This is a complicated but completely and immediately immersive movie. One of the reasons for this is the way the movie is shot. The camera work and the lighting create a lot of the mood of the movie. They go from intense close-ups to rapid action to nostalgic scene-setting to day-to-day storytelling with shifts in colour palette and camera angles that you don’t notice at the time but which signpost and reinforce the content.
For example, the opening scene is shot in candlelight but with tight close-ups that explode into action as things get bloody. We’re right there in “Black Mirror” land. Then the shot pulls back and we see that we’ve been watching a movie on an iPad and now we’re in a chic modern restaurant where the older guy, watching the movie, is looking confused. At the other end of the table, his wife and his son are quietly predicting what his reaction to what he’s seen will be. The transition is seamless and startling. It told me that, like the old guy watching the iPad, I had no idea what kind of movie this was going to be and all my assumptions were likely to be wrong. It also told me that, whatever kind of movie it was, it was going to be well-done.
The movie is… well, many things. I think if you sampled a movie-goers leaving a screening you’d get a wide variety of tags for “La Belle Epoque”, comedy, edgy avant-garde satire, feel-good rom-com, an exploration of the nature of memory, a celebration of engagement with life, a warning about how modern technology mixes the fake and the real and plays on our desires for a remembered past to create a consensual faux-reality.
It’s all those things and it does them all well.
It’s the story of a man whose marriage has stagnated because he’s no longer taking part in it. A man who has given up on his passion and is alienated by the all-pervasive digital technology around him that he doesn’t understand or value and which he thinks have put him out of his job as a political cartoonist. His rich, techno-savvy, Tesla-driving, seeking-distraction-with-an-affair-with-a-boring-man wife, tries to rescue him by arranging an opportunity for him to take part in the latest indulgence for the rich: a custom-built recreation of a point in the past where they can be any character they want to be. The “experience” includes full sets, actors in costume and a storyline to match the client’s fantasy.
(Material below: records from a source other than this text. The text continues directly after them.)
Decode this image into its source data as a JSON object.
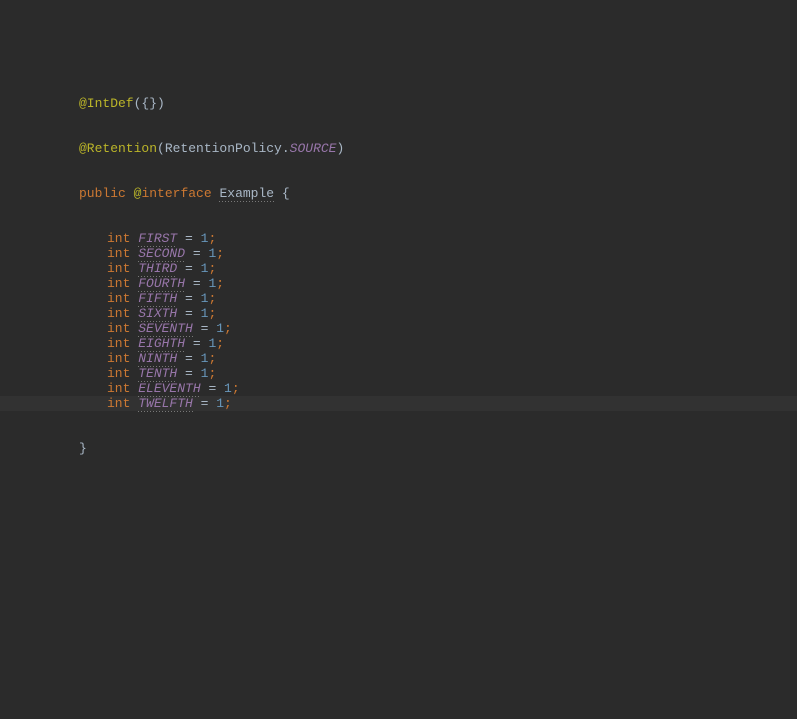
{
  "annotations": {
    "intdef": {
      "name": "@IntDef",
      "args_open": "(",
      "args_body": "{}",
      "args_close": ")"
    },
    "retention": {
      "name": "@Retention",
      "args_open": "(",
      "policy_class": "RetentionPolicy",
      "dot": ".",
      "policy_value": "SOURCE",
      "args_close": ")"
    }
  },
  "decl": {
    "modifier": "public",
    "at": "@",
    "kind": "interface",
    "name": "Example",
    "open": " {"
  },
  "fields": [
    {
      "type": "int",
      "name": "FIRST",
      "eq": " = ",
      "value": "1",
      "semi": ";"
    },
    {
      "type": "int",
      "name": "SECOND",
      "eq": " = ",
      "value": "1",
      "semi": ";"
    },
    {
      "type": "int",
      "name": "THIRD",
      "eq": " = ",
      "value": "1",
      "semi": ";"
    },
    {
      "type": "int",
      "name": "FOURTH",
      "eq": " = ",
      "value": "1",
      "semi": ";"
    },
    {
      "type": "int",
      "name": "FIFTH",
      "eq": " = ",
      "value": "1",
      "semi": ";"
    },
    {
      "type": "int",
      "name": "SIXTH",
      "eq": " = ",
      "value": "1",
      "semi": ";"
    },
    {
      "type": "int",
      "name": "SEVENTH",
      "eq": " = ",
      "value": "1",
      "semi": ";"
    },
    {
      "type": "int",
      "name": "EIGHTH",
      "eq": " = ",
      "value": "1",
      "semi": ";"
    },
    {
      "type": "int",
      "name": "NINTH",
      "eq": " = ",
      "value": "1",
      "semi": ";"
    },
    {
      "type": "int",
      "name": "TENTH",
      "eq": " = ",
      "value": "1",
      "semi": ";"
    },
    {
      "type": "int",
      "name": "ELEVENTH",
      "eq": " = ",
      "value": "1",
      "semi": ";"
    },
    {
      "type": "int",
      "name": "TWELFTH",
      "eq": " = ",
      "value": "1",
      "semi": ";"
    }
  ],
  "close": "}"
}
The crux of the movie is that, when faced with this opportunity to be anyone at any time, our hero wants to be his eighteen-year-old self on the night he first met the woman who was to be his wife in a café in Paris called La Belle Epoque.
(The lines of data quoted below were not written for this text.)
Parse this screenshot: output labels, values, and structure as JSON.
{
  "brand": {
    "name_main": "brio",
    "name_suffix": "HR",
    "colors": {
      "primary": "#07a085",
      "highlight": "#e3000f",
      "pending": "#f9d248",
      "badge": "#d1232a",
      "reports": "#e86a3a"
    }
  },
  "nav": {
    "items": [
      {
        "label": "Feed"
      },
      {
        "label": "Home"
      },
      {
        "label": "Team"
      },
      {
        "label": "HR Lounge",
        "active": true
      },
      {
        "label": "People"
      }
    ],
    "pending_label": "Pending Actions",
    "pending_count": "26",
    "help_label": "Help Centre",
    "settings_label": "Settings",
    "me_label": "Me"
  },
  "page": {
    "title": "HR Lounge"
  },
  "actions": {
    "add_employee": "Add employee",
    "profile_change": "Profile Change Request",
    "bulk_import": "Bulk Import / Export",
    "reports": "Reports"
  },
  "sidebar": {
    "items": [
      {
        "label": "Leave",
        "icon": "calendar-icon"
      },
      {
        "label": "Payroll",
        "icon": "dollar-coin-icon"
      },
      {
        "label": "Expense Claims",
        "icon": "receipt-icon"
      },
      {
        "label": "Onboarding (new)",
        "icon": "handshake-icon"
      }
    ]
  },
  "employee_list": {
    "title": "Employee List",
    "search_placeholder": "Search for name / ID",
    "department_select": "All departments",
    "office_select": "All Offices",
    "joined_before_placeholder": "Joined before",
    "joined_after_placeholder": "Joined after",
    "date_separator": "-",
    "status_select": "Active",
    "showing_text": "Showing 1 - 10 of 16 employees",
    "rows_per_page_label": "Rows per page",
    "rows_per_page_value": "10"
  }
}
What follows is a wonderfully nuanced and compassionate look at memory and love and identity, articulated by layers of storytelling, playacting and self-deceit that lead, in the end, to something real and authentic.
It’s a film filled with humour and romance as well as regret and loss and forgiveness. It’s a movie for grown-ups. I highly recommend it to you.